--- DATASET CONTENT Enclosed Below ---
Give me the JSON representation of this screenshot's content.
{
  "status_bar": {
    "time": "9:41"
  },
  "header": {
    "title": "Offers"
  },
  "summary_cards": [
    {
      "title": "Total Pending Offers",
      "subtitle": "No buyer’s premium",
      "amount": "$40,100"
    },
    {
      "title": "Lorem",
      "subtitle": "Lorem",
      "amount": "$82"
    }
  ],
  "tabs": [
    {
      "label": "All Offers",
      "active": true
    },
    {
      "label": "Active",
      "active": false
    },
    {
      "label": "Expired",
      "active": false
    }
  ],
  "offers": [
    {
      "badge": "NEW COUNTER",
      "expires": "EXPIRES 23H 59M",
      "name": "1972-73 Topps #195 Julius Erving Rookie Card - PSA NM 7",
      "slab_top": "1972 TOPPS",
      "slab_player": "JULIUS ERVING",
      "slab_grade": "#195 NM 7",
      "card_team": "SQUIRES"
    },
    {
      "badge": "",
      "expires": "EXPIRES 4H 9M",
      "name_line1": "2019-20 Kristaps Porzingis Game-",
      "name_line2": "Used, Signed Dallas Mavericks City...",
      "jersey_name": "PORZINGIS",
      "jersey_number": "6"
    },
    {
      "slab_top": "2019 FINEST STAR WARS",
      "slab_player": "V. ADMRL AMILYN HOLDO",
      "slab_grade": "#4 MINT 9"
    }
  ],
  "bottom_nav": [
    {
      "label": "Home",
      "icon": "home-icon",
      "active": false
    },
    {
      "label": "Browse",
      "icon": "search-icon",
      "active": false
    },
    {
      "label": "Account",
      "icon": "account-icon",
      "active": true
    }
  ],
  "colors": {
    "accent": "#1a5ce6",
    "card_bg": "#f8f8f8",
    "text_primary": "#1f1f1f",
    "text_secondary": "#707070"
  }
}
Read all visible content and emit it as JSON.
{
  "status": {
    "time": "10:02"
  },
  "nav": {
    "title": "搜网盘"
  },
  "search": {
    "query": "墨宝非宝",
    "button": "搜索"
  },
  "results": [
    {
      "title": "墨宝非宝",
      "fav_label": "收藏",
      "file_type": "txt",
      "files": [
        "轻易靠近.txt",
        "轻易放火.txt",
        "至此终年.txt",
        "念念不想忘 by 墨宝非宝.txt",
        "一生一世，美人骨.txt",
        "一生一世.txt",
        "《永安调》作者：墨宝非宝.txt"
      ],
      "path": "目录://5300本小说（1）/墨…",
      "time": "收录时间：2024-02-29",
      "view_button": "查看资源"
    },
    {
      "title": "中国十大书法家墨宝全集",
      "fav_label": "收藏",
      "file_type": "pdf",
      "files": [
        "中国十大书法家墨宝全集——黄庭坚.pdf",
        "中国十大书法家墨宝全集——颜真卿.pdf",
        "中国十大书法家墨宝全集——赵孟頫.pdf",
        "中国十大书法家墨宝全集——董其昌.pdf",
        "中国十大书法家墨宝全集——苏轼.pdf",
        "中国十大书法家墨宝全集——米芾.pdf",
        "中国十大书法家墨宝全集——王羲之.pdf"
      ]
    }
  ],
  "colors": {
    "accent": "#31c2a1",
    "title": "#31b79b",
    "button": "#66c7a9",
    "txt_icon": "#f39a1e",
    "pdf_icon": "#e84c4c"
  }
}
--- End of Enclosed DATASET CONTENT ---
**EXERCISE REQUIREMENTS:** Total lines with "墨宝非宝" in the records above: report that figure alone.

**SOLUTION FOR THIS TASK:** 4